[Image courtesy of wax-wane]
If I go there will be trouble / And if I stay it will be double / So come on and let me know
This indecision's bugging me (Esta undecision me molesta) / If you don't want me, set me free (Si no me quieres, librame)
- The Clash, "Should I Stay or Should I Go"
Day 2 of the EAC/NIST Future of Voting Systems Symposium was a deep, deep dive into the policies, procedures and process behind standard-setting at the federal level. The morning was devoted to a discussion about how federal standards are developed and how market players (especially vendors and consumers) conform to them. It was truly fascinating to hear how different standards work in practice, especially since the speakers were so enthusiastic and detailed about the subject. [My highlight of the morning was the discovery that low-flush toilets are tested using Japanese bean paste.]
But it was in the afternoon, when the talk turned to voting system standards in particular, that things got interesting. During a series of panels, it became clear that there are still numerous unresolved issues in the federal certification and testing process, including:
- How broadly to define a "voting system" for the purposes of testing, i.e., whether to incorporate new technologies like e-pollbooks; and
- Whether to expand the types of testing required to include a wider family of "-ilities" - auditability, accessibility, usability, etc. - in order to ensure that such features are "baked in" to voting systems and merely added on at the back end.
Near the end of the day, however, an issue emerged which has been percolating for some time in the field: namely, whether certification is still working for states.

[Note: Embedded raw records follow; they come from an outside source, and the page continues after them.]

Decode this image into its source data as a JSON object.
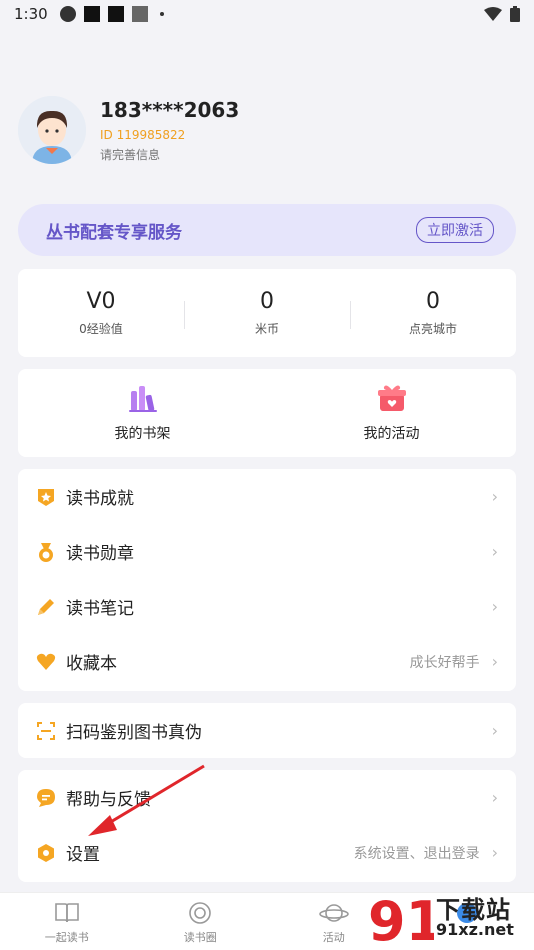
{
  "status_bar": {
    "time": "1:30"
  },
  "profile": {
    "phone": "183****2063",
    "id_text": "ID 119985822",
    "complete_info": "请完善信息"
  },
  "service": {
    "title": "丛书配套专享服务",
    "button": "立即激活"
  },
  "stats": [
    {
      "value": "V0",
      "label": "0经验值"
    },
    {
      "value": "0",
      "label": "米币"
    },
    {
      "value": "0",
      "label": "点亮城市"
    }
  ],
  "quick": [
    {
      "label": "我的书架",
      "icon": "bookshelf-icon"
    },
    {
      "label": "我的活动",
      "icon": "gift-icon"
    }
  ],
  "menu1": [
    {
      "label": "读书成就",
      "extra": "",
      "icon": "badge-icon"
    },
    {
      "label": "读书勋章",
      "extra": "",
      "icon": "medal-icon"
    },
    {
      "label": "读书笔记",
      "extra": "",
      "icon": "pencil-icon"
    },
    {
      "label": "收藏本",
      "extra": "成长好帮手",
      "icon": "heart-icon"
    }
  ],
  "menu2": [
    {
      "label": "扫码鉴别图书真伪",
      "icon": "scan-icon"
    }
  ],
  "menu3": [
    {
      "label": "帮助与反馈",
      "extra": "",
      "icon": "chat-icon"
    },
    {
      "label": "设置",
      "extra": "系统设置、退出登录",
      "icon": "settings-icon"
    }
  ],
  "bottom_nav": [
    {
      "label": "一起读书",
      "icon": "book-icon"
    },
    {
      "label": "读书圈",
      "icon": "circle-icon"
    },
    {
      "label": "活动",
      "icon": "planet-icon"
    },
    {
      "label": "",
      "icon": "profile-icon"
    }
  ],
  "watermark": {
    "logo": "91",
    "text": "下载站",
    "domain": "91xz.net"
  },
  "colors": {
    "accent": "#6556c8",
    "orange": "#f5a623",
    "banner_bg": "#e6e5fb"
  }
}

At numerous points during the afternoon, election officials like Michigan's Chris Thomas expressed concern about the slow pace of standard-setting and testing and suggested that jurisdictions may look elsewhere - for example, to interstate testing compacts - to achieve the same kind of regulatory protection that the the current regime is supposed to accomplish.
It's difficult to overstate how important this is; remember, the federal standards are "Voluntary", meaning that the only thing that makes them required is state law. [For example, New York's Robert Warren talked about how the state took the federal standards and changed all of the "shoulds" to "shalls".] If states feel like the current system isn't working then they may begin to wonder why they are requiring themselves to use it.
Indeed, some states are learning that they can move on without it: Washington State's Patty Murphy talked about how her state ended up provisionally certifying new equipment for multiple years because of the slow pace of standard development and adoption. On Day 1, Los Angeles' Dean Logan and Austin, TX's Dana DeBeauvoir talked about their efforts to develop new voting systems as a response to a stalled market due (in part) to the lack of movement at the federal level. It certainly doesn't help that that the Election Assistance Commission lacks members and is thus severely limited in what it can accomplish; conferences like this week's symposium are important but won't take the place of a fully-functioning federal agency.
Consequently, the message from states and localities yesterday was simple: they need an answer about whether and how federal certification will work - and until they get that answer they are leery of any effort to expand the scope of federal testing. If they don't get their answer soon, you can expect to see many more questions about the future of the federal regime - and if they don't get the response they're looking for, we could see states and localities deciding that they "should go."